The process can last three to six months, which is a lot of time for office chatter to be about people’s struggles to find a new role or concerns about the future. Plenty of time for seeing their friends and colleagues upset, this is made worse when having to competing against them for a limited number of roles. This will all have a detrimental effect, it will have an impact on morale, productivity and the general wellbeing of all involved.
What can you do to make sure remaining staff not only survive the process, but go onto thrive in your new world?
1. Clear communication – whether the redundancies involve a whole team or just a few members, make sure that there is a clear and well thought out communication plan that lets everyone involved know (regardless of whether they are going or not). Nobody should hear about redundancies second hand or via the office gossip.
Make it clear who will be directly affected and what criteria has been used (or will be used if selection is yet to take place). Give guidance to the timescales and key dates, such as interviews, decisions and final leaving date etc. This will all help to reduce any confusion.
Specifically, for those that are staying focus on the positives, how the move will help secure the long-term future of the company or allow for growth in a more profitable area etc… Let them know that the decision to make redundancies wasn’t a quick one, that it is part of a longer-term plan.
2. They’ll be emotional too – we spend as much, if not more, time at work as we do at home. Therefore, it is understandable that people will develop an emotional attachment to those they work with and be sad, upset, angry and in denial when told they’ll be leaving. Managers and leaders should be prepared for an emotional response and have been given guidance on how to handle this.
3. Give them support – survivor syndrome is real. While it is more often associated with the survivors of major disasters or traumas, those ‘surviving’ redundancy can have similar thoughts. Such as ‘why did I survive’, ‘why was I the lucky one’ etc.. For some this sense of guilt at being one of the ones to remain, stops them from moving forward. If, as an employer, you feel that your staff are at risk of this, then give them the option to speak to someone, whether that’s a professional counsellor or a support group made up of their peers. Make it ok for people to voice their concerns and ask for help.
4. Don’t isolate them from the process – don’t conduct the redundancy behind closed doors and shut out those that are staying. While they obviously don’t need to be as involved as those going through the process, they should be included in any communications, have the opportunity to see and speak to managers.
If the redundancy is part of a wider scale reorganisation, then make sure those staying are included in that process, asked their opinion and advice. Help them to feel they’re making a difference and are part of the company’s future.
5. Don’t stop talking once it’s over – the impact of a mass change programme doesn’t stop when those leaving have gone. Make sure that there is structured communication and feedback in place, so you can ensure that the changes you made are having the desired effect. That morale, engagement and motivation are all at acceptable levels. The last thing you want, is for those you wanted to stay, to be so disillusioned with the new world that they decide to go elsewhere.

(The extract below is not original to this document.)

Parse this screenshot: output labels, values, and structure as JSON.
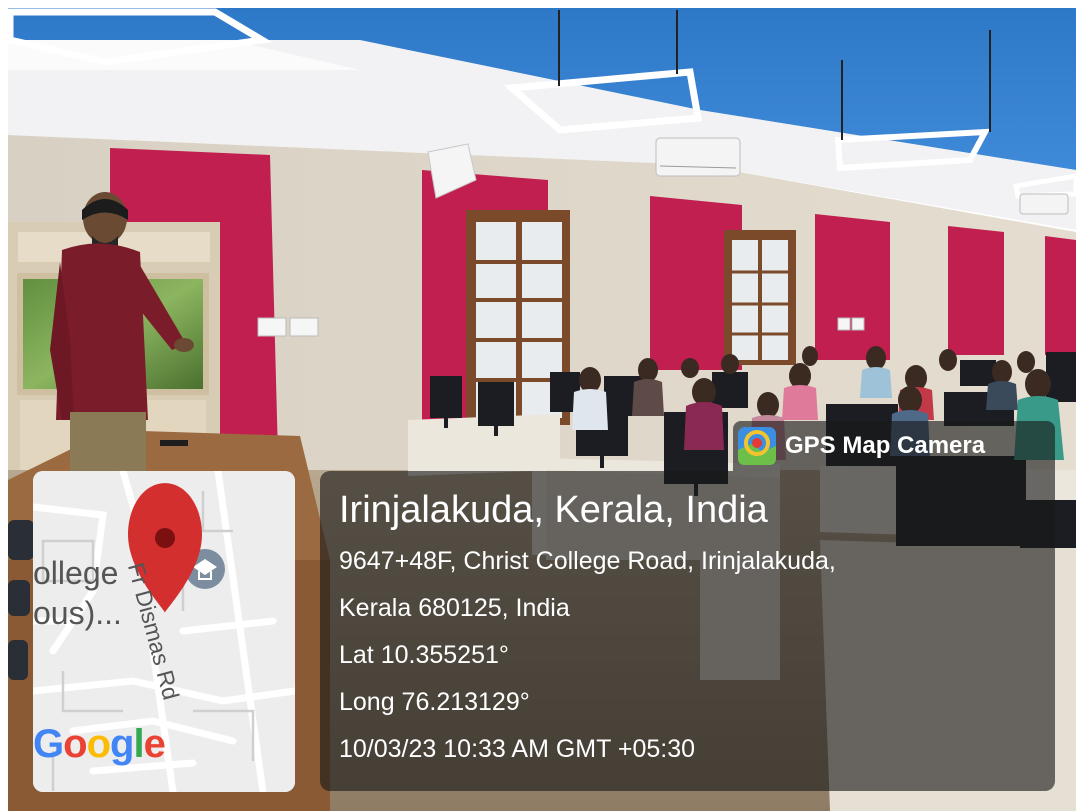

Remember your employees are your future, so make sure you look after them.
‘How to help redundancy survivors…’ was written by Mike Burgneay, MD Chiumento Ltd. If you like what you’ve read why not follow us on LinkedIn and Twitter and read all our future careers advice and musings on the world of work.